== Extracted data entries ==
○ ○ ○ ○ ○

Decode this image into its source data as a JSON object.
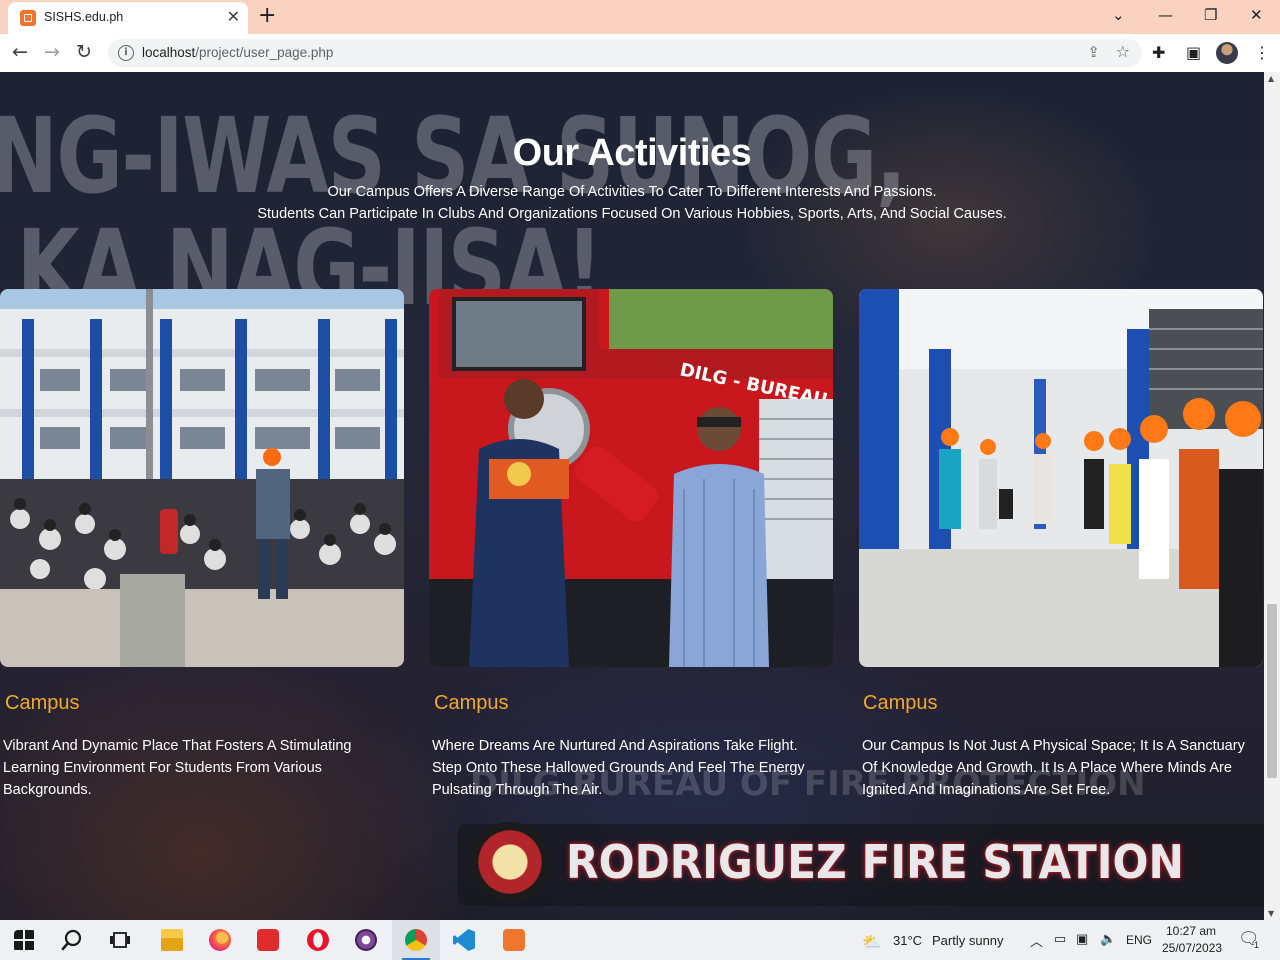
{
  "browser": {
    "tab_title": "SISHS.edu.ph",
    "url_host": "localhost",
    "url_path": "/project/user_page.php"
  },
  "page": {
    "background_slogan": "NG-IWAS SA SUNOG,\n KA NAG-IISA!",
    "background_watermark": "DILG  BUREAU OF FIRE PROTECTION",
    "station_name": "RODRIGUEZ FIRE STATION",
    "station_seal_text": "RODRIGUEZ FIRE STATION",
    "section_title": "Our Activities",
    "section_sub_line1": "Our Campus Offers A Diverse Range Of Activities To Cater To Different Interests And Passions.",
    "section_sub_line2": "Students Can Participate In Clubs And Organizations Focused On Various Hobbies, Sports, Arts, And Social Causes.",
    "accent_color": "#f2a82d",
    "cards": [
      {
        "title": "Campus",
        "text": "Vibrant And Dynamic Place That Fosters A Stimulating Learning Environment For Students From Various Backgrounds.",
        "image": "students-seated-in-courtyard-photo"
      },
      {
        "title": "Campus",
        "text": "Where Dreams Are Nurtured And Aspirations Take Flight. Step Onto These Hallowed Grounds And Feel The Energy Pulsating Through The Air.",
        "image": "fire-extinguisher-handover-photo",
        "image_text": "DILG - BUREAU O"
      },
      {
        "title": "Campus",
        "text": "Our Campus Is Not Just A Physical Space; It Is A Sanctuary Of Knowledge And Growth. It Is A Place Where Minds Are Ignited And Imaginations Are Set Free.",
        "image": "students-with-hardhats-corridor-photo"
      }
    ]
  },
  "taskbar": {
    "weather_temp": "31°C",
    "weather_desc": "Partly sunny",
    "language": "ENG",
    "time": "10:27 am",
    "date": "25/07/2023",
    "notification_count": "1"
  }
}
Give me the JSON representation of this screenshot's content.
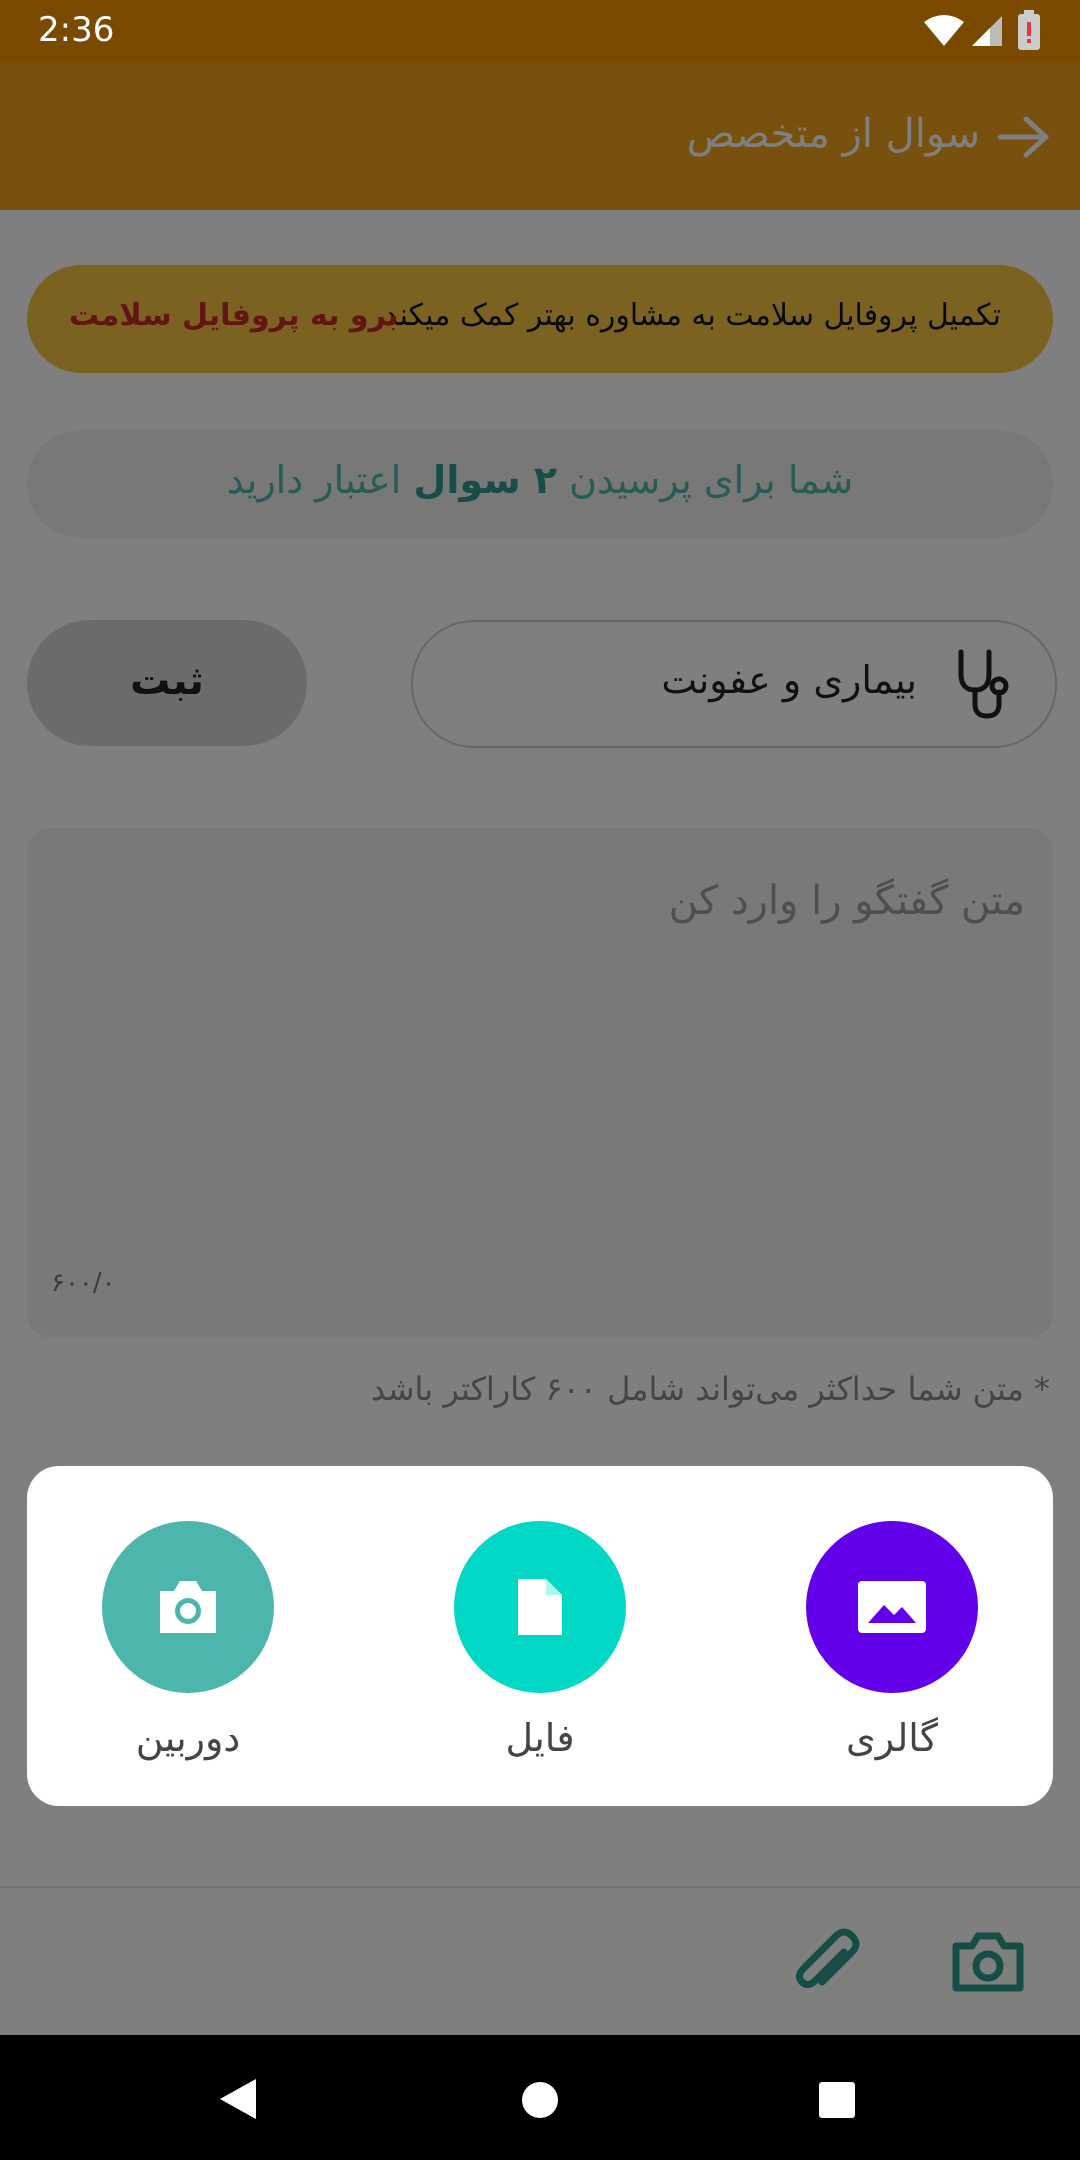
{
  "status_bar": {
    "time": "2:36"
  },
  "app_bar": {
    "title": "سوال از متخصص"
  },
  "profile_banner": {
    "message": "تکمیل پروفایل سلامت به مشاوره بهتر کمک میکند",
    "link": "برو به پروفایل سلامت"
  },
  "credit": {
    "prefix": "شما برای پرسیدن ",
    "count": "۲ سوال",
    "suffix": " اعتبار دارید"
  },
  "category": {
    "label": "بیماری و عفونت",
    "icon": "stethoscope-icon"
  },
  "submit": {
    "label": "ثبت"
  },
  "message_input": {
    "placeholder": "متن گفتگو را وارد کن",
    "counter": "۶۰۰/۰"
  },
  "hint": "* متن شما حداکثر می‌تواند شامل ۶۰۰ کاراکتر باشد",
  "attach_sheet": {
    "options": [
      {
        "label": "دوربین",
        "icon": "camera-icon",
        "color": "#4db6ac"
      },
      {
        "label": "فایل",
        "icon": "file-icon",
        "color": "#00d7c5"
      },
      {
        "label": "گالری",
        "icon": "image-icon",
        "color": "#6200ea"
      }
    ]
  },
  "colors": {
    "app_bar": "#f0a21d",
    "status_bar": "#7a4a00",
    "accent": "#2f9a8f",
    "banner": "#f6c542"
  }
}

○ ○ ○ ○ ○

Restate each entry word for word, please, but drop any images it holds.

== Answer to this task ==
Decode this image into its source data as a JSON object.
{
  "browser": {
    "tab_title": "SISHS.edu.ph",
    "url_host": "localhost",
    "url_path": "/project/user_page.php"
  },
  "page": {
    "background_slogan": "NG-IWAS SA SUNOG,\n KA NAG-IISA!",
    "background_watermark": "DILG  BUREAU OF FIRE PROTECTION",
    "station_name": "RODRIGUEZ FIRE STATION",
    "station_seal_text": "RODRIGUEZ FIRE STATION",
    "section_title": "Our Activities",
    "section_sub_line1": "Our Campus Offers A Diverse Range Of Activities To Cater To Different Interests And Passions.",
    "section_sub_line2": "Students Can Participate In Clubs And Organizations Focused On Various Hobbies, Sports, Arts, And Social Causes.",
    "accent_color": "#f2a82d",
    "cards": [
      {
        "title": "Campus",
        "text": "Vibrant And Dynamic Place That Fosters A Stimulating Learning Environment For Students From Various Backgrounds.",
        "image": "students-seated-in-courtyard-photo"
      },
      {
        "title": "Campus",
        "text": "Where Dreams Are Nurtured And Aspirations Take Flight. Step Onto These Hallowed Grounds And Feel The Energy Pulsating Through The Air.",
        "image": "fire-extinguisher-handover-photo",
        "image_text": "DILG - BUREAU O"
      },
      {
        "title": "Campus",
        "text": "Our Campus Is Not Just A Physical Space; It Is A Sanctuary Of Knowledge And Growth. It Is A Place Where Minds Are Ignited And Imaginations Are Set Free.",
        "image": "students-with-hardhats-corridor-photo"
      }
    ]
  },
  "taskbar": {
    "weather_temp": "31°C",
    "weather_desc": "Partly sunny",
    "language": "ENG",
    "time": "10:27 am",
    "date": "25/07/2023",
    "notification_count": "1"
  }
}
Give me the JSON representation of this screenshot's content.
{
  "status_bar": {
    "time": "2:36"
  },
  "app_bar": {
    "title": "سوال از متخصص"
  },
  "profile_banner": {
    "message": "تکمیل پروفایل سلامت به مشاوره بهتر کمک میکند",
    "link": "برو به پروفایل سلامت"
  },
  "credit": {
    "prefix": "شما برای پرسیدن ",
    "count": "۲ سوال",
    "suffix": " اعتبار دارید"
  },
  "category": {
    "label": "بیماری و عفونت",
    "icon": "stethoscope-icon"
  },
  "submit": {
    "label": "ثبت"
  },
  "message_input": {
    "placeholder": "متن گفتگو را وارد کن",
    "counter": "۶۰۰/۰"
  },
  "hint": "* متن شما حداکثر می‌تواند شامل ۶۰۰ کاراکتر باشد",
  "attach_sheet": {
    "options": [
      {
        "label": "دوربین",
        "icon": "camera-icon",
        "color": "#4db6ac"
      },
      {
        "label": "فایل",
        "icon": "file-icon",
        "color": "#00d7c5"
      },
      {
        "label": "گالری",
        "icon": "image-icon",
        "color": "#6200ea"
      }
    ]
  },
  "colors": {
    "app_bar": "#f0a21d",
    "status_bar": "#7a4a00",
    "accent": "#2f9a8f",
    "banner": "#f6c542"
  }
}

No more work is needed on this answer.